Not Currently In Auction

Latest Sale Price

April 28, 2024 - $17



Tenuta di Fiorano

Tenuta di Fiorano is a fabled, small estate just outside Rome’s city limits. Located on the historic Appian Way, the Fiorano estate was the home of Alberico Boncompagni Ludovisi Principe di Venosa. The prince named his wine label after himself, and why not? He descended from an aristocratic family with a 1,000-year lineage that includes two popes. When he inherited the small Fiorano estate in 1946 it was a working farm with a few acres of vineyards. Alberico immediately pulled out the indigenous grapes and planted red and white Bordeaux grapes. He also prohibited the use of any chemicals. Due apparently to his very limited production and his reclusive personality, the prince didn’t seem to care much if he sold his wines. For decades the wines were known and admired primarily by a few cognoscenti in Rome. In 1995 Prince Alberico inexplicably tore out his vineyards and stopped making wine, and in 2000 he sold his cellar to an Italian restaurateur who carefully doled out the wines to a few international distributors. The prince died in 2005. Yet the Fiorano wines of the mid-1960s through 1995 are legendary. Long before Super Tuscans became popular, Prince Alberico was making Cabernet Sauvignon and Merlot blends, which critics have compared favorably to Sassicaia. The estate was even more famous for its age-worthy whites made of Malvasia and Semillon.

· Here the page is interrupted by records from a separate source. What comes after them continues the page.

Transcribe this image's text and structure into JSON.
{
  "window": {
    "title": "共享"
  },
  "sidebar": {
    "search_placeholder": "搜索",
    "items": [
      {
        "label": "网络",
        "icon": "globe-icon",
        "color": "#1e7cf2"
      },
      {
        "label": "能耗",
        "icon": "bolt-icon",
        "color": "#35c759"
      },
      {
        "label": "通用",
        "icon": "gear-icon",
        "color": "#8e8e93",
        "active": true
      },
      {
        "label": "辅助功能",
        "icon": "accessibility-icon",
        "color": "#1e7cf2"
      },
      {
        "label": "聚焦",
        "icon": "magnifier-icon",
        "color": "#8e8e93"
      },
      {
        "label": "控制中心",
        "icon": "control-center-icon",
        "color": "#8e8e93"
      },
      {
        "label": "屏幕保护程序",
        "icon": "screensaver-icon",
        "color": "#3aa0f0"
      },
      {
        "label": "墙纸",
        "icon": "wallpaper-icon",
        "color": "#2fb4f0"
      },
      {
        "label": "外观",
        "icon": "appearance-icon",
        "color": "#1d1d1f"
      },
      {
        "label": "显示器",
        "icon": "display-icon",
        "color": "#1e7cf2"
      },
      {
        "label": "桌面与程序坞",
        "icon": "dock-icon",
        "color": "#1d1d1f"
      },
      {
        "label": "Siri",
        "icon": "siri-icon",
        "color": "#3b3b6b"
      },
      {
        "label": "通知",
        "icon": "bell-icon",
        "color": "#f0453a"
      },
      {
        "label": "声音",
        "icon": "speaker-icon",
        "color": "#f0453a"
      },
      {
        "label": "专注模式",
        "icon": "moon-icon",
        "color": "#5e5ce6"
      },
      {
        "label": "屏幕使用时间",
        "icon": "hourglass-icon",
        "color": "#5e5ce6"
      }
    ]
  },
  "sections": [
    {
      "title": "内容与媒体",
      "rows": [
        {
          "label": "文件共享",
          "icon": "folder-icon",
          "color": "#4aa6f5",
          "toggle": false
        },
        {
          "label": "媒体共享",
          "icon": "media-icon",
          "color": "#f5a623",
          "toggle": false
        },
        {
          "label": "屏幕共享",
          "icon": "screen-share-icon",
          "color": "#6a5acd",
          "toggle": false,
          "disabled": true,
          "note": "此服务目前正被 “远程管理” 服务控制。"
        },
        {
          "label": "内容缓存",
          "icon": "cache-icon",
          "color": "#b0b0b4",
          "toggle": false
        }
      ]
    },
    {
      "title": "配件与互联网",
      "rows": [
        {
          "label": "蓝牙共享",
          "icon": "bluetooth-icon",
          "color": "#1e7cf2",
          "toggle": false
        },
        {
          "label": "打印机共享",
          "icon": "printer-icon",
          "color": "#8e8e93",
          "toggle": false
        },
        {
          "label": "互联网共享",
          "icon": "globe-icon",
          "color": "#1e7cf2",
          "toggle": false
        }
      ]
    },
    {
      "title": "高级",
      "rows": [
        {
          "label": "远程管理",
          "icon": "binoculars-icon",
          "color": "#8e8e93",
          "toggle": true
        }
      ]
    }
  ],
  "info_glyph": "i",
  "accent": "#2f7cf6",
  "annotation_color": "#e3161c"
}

Parts of the Fiorano property passed on to Alberico’s granddaughter, Alessia Antinori of the Antinori winemaking family, and other acreage was inherited by a cousin, Alessandrojacopo Boncompagni Ludovisi. Confusingly, both cousins use Fiorano in the name of their estates. Tenuta di Fiorano is owned and operated by Alessandrojacopo Boncompagni Ludovisi. Fattoria de Fiorano is owned and operated by the Antinoris.


Italy, Lazio

Lazio is the region in which Rome is located, though for many reasons, Lazio is often overlooked in discussions about Italian wines. That’s because historically, Lazio, the seventh largest wine producing region in Italy, was notable mostly for making very large quantities of unremarkable white wines poured nearly round the clock in Rome’s cafes. Lazio white was cheap and easy to drink, and generally made from Malvasia or Trebbiano grapes. There still are plenty of mediocre whites, and a few reds, produced from Lazio’s 120,000 acres of vineyards. But in the last decade some Lazio producers have refocused their businesses on making quality wines that reflect Lazio terroir and tradition. Lazio has 25 DOCs, and about 80 percent of the wine produced is white. Many grapes are allowed, depending on the DOC, and the traditional red grape here is Cesanese, which can make deep, fruity reds, although the popularity of Cabernet Sauvignon, Merlot and other French grapes has resulted in fewer Cesanese vineyards. The white grape Grechetto is enjoying a revival, however. In the 2016 Gambero Rosso Italian Wine Guide, the authors wrote that in Lazio in the last few years, “small and large wineries, new and venerable names, have all come up with some truly appealing proposals that are stirring attention at national and international levels.” For the first time in the history of its annual wine guides, Gambero Rosso awarded 3 glass awards – the highest rating -- to Lazio wines in 2015 and 2016.